"We saw hundreds of people for the role," says D.B. Weiss, one of the producers serving fruit at Clarke's audition. "This character needed to step into Joan of Arc territory, to deliver a messianic level of intensity. There was only one actress [we saw] who could do that."
Outside of Game of Thrones, Clarke's screen roles have been modest ones — a British soap called Doctors, Jude Law's daughter in 2013's Dom Hemingway. Last year, she was offered Edward Snowden's girlfriend in Oliver Stone's currently shooting Snowden but already had agreed to do an adaptation of JoJo Moyes' best-selling tearjerker Me Before You, which starts production in April, and couldn't make both projects work with her Thrones schedule. "My heart broke," she says. She was less upset when she turned down Fifty Shades, although she was curious enough to take two meetings with director Sam Taylor-Johnson. "I'd done nudity before and was concerned with being labeled for doing it again," she explains of why she said no.
Clarke hasn't merely done nudity — she's become a Broadway sensation for it. When she made her New York stage debut in 2013 as Holly Golightly in Breakfast at Tiffany's, half the audience started shooting video on their phones during a scene in which she slipped naked into a bathtub. "That was a bit bonkers," she recalls.
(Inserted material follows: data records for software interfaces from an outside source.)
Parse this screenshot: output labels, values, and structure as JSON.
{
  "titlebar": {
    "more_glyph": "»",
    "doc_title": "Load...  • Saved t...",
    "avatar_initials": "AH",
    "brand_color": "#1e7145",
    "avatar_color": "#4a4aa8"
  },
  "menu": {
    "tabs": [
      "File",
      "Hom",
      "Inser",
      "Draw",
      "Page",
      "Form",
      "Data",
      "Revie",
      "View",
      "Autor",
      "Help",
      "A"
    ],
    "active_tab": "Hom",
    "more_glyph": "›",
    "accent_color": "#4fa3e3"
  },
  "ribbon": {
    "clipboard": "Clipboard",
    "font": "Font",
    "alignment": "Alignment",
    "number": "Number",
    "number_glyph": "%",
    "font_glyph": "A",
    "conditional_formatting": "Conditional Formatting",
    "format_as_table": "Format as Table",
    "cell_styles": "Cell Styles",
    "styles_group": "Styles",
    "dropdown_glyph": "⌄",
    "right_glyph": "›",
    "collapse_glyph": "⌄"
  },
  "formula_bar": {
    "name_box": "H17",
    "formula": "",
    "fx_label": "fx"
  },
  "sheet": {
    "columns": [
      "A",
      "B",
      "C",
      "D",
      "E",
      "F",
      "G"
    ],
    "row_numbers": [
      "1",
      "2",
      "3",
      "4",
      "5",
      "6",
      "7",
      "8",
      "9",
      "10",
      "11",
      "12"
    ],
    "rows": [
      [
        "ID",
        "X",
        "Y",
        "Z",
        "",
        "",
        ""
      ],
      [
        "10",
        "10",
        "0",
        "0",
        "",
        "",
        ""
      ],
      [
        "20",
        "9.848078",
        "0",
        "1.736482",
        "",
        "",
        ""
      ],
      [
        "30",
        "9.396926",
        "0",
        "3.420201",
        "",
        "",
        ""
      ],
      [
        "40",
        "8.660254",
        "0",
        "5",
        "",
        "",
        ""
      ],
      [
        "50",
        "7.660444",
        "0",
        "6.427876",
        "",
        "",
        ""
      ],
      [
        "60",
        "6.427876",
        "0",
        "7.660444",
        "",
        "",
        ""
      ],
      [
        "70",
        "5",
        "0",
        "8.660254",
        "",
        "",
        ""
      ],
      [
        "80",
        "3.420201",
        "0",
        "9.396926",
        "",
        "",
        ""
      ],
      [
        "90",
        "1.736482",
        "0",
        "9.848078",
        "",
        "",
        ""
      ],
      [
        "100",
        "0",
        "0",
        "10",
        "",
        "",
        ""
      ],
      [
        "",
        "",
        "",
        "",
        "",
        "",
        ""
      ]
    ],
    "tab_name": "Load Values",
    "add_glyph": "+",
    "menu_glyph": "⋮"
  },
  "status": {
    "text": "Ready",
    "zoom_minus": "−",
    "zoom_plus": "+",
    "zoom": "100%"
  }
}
Her GOT character has been known to disrobe on occasion as well, although not so much lately. "There are other women who remove items of clothing on our show, so they've kind of got my nipple count down now," she jokes.
There's no nudity in Genisys, which filmed last summer, but Clarke did undergo weeks of weapons training (and met her current boyfriend, Jai Courtney, who plays Kyle Reese, although she won't discuss her love life, including her previous relationship with Seth MacFarlane). Genisys' director, Alan Taylor, credits Clarke's British training as one reason he cast her as the mother of John Connor. "She'll be in a scene sobbing and as soon as you say, 'cut,' she'll turn back to the crew and finish the joke she was telling before she started," he says. "She can step into and out of it in a way that some American actors can't."
After she's done filming Me Before You, she'll step back into Game of Thrones, which in July starts production on season six. In previous seasons, Clarke's character had been isolated across the Narrow Sea, with no contact with the other royals (this season, expect a meeting between Daenerys and Dinklage's Tyrion Lannister). Off-camera, though, the main actors have practically formed their own union: That $7 million Clarke supposedly will earn by season seven was the result of her banding together with Dinklage, Coster-Waldau, Harington and Lena Headey to negotiate collectively. Clarke denies the salary figures ("Not even close," she says). But whatever she's being paid, she's looking forward to getting back to her wig and pet dragons. "Game of Thrones," she says with a contented smile, "takes very good care of us."